**Materials provided:**
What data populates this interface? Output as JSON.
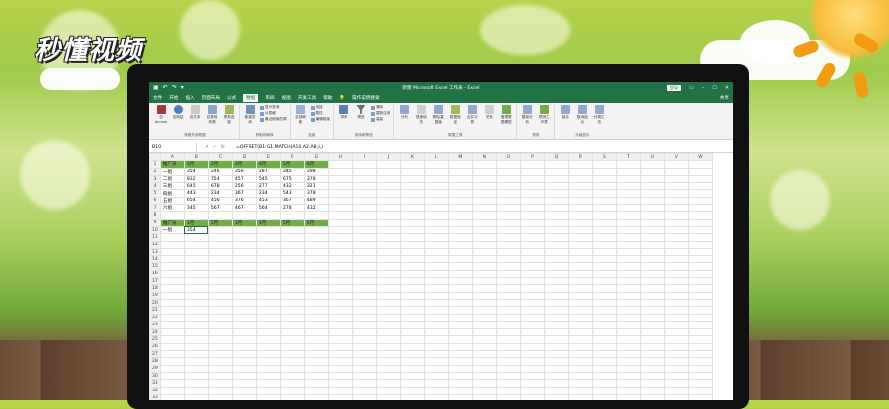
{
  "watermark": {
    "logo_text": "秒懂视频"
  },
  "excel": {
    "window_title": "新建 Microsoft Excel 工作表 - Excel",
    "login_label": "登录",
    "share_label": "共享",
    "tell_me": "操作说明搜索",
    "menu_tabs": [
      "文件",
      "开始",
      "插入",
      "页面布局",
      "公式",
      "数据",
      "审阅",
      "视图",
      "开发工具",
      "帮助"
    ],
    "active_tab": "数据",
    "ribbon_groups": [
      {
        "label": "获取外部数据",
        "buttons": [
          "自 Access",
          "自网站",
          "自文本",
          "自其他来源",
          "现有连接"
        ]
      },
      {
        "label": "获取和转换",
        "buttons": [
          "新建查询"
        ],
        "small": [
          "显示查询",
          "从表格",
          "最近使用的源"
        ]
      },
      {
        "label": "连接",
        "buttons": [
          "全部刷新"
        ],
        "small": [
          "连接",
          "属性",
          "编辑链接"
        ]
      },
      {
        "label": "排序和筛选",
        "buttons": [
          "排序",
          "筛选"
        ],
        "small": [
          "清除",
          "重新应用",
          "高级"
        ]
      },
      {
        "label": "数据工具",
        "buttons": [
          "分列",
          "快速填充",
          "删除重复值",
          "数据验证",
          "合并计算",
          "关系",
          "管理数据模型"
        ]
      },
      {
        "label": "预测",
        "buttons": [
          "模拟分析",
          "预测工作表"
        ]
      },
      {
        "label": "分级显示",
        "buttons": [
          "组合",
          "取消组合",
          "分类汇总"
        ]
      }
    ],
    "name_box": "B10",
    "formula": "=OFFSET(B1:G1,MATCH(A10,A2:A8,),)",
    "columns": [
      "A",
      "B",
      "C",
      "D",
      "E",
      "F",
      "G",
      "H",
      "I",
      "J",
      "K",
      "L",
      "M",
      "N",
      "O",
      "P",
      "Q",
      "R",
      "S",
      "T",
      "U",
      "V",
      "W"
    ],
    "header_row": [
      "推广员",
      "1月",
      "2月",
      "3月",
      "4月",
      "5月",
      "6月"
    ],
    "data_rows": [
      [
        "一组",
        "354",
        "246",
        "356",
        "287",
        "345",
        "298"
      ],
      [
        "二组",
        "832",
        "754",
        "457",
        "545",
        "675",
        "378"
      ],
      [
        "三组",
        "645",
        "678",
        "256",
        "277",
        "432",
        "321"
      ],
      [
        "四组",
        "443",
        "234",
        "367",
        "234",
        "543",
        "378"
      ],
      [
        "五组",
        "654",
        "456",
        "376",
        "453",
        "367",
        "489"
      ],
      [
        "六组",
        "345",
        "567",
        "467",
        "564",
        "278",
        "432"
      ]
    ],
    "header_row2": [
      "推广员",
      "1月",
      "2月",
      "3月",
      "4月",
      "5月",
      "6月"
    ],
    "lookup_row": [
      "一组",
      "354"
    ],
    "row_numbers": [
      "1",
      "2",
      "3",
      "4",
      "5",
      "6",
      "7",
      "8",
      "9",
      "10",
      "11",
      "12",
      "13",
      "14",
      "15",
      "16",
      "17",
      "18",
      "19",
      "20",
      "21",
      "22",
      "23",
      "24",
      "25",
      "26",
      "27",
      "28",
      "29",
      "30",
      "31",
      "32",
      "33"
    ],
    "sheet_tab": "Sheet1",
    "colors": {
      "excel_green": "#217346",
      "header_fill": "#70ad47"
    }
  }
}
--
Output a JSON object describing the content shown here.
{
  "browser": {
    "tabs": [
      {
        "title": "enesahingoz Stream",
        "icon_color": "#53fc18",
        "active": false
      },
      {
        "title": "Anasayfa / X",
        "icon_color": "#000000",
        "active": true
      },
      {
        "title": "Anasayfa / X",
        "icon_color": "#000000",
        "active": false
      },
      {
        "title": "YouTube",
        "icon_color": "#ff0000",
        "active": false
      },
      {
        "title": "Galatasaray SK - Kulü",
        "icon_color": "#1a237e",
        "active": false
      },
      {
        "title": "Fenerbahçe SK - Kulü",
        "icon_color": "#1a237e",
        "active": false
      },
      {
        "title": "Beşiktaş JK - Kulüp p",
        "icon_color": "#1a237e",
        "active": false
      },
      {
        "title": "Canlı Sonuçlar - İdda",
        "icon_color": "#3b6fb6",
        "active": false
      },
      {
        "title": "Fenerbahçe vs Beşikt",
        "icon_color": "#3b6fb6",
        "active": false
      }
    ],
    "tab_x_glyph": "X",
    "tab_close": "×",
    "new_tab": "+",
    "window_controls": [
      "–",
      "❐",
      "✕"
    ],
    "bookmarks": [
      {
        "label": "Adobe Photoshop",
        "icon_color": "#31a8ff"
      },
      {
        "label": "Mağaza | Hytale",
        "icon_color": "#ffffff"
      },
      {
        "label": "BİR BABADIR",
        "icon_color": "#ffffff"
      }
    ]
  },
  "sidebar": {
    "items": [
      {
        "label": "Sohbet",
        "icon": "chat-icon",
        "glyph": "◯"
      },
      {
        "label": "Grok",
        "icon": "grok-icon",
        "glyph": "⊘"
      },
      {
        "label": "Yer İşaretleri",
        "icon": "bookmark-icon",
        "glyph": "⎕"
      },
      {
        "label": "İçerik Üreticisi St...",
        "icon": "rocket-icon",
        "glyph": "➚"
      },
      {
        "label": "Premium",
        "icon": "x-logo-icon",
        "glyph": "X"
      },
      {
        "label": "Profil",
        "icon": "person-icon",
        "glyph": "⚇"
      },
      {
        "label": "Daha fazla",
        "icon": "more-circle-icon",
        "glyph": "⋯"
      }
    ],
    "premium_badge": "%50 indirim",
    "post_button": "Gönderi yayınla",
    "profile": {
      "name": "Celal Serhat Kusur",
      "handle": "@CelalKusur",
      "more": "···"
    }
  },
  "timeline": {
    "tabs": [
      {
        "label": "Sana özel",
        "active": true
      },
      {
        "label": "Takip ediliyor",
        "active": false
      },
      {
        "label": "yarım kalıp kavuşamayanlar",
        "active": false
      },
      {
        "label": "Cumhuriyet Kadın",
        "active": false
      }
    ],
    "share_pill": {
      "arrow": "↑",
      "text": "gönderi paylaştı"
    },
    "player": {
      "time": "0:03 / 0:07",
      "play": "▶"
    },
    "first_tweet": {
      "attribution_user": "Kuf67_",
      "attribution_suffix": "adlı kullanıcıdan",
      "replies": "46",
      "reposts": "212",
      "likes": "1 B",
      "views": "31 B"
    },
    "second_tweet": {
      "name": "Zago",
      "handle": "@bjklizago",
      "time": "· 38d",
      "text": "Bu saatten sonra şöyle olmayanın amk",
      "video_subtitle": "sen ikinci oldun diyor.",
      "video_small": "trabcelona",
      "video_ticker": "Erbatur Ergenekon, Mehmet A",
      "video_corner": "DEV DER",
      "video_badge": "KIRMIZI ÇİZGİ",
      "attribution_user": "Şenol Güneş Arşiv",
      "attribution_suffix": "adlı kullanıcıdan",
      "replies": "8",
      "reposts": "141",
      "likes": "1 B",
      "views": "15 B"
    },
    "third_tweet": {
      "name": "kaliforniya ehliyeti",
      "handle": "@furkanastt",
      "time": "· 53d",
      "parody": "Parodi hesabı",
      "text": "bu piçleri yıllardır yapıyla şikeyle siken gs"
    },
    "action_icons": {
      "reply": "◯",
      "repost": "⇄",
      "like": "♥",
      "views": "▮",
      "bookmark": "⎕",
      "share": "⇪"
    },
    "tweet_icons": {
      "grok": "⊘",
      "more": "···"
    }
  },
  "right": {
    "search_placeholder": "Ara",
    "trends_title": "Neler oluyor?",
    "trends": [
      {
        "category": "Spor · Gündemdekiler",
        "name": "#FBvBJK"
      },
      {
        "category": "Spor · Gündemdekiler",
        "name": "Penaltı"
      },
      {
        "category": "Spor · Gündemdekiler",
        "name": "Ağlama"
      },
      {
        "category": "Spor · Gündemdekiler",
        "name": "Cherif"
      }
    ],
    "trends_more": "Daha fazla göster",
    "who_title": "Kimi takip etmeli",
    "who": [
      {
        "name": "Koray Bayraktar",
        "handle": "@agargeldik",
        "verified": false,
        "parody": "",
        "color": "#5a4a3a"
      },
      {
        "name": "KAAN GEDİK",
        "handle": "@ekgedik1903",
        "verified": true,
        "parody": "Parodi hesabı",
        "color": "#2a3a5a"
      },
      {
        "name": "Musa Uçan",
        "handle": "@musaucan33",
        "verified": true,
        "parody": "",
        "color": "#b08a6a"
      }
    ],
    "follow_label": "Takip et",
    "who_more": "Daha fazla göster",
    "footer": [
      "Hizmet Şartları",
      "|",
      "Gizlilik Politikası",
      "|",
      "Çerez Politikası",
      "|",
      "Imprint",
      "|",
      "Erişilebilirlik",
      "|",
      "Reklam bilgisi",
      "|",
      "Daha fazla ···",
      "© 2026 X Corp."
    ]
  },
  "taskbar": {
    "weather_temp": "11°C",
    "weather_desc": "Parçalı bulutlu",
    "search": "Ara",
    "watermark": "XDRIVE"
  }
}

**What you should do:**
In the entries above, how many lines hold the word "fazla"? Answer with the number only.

**Answer box:**
4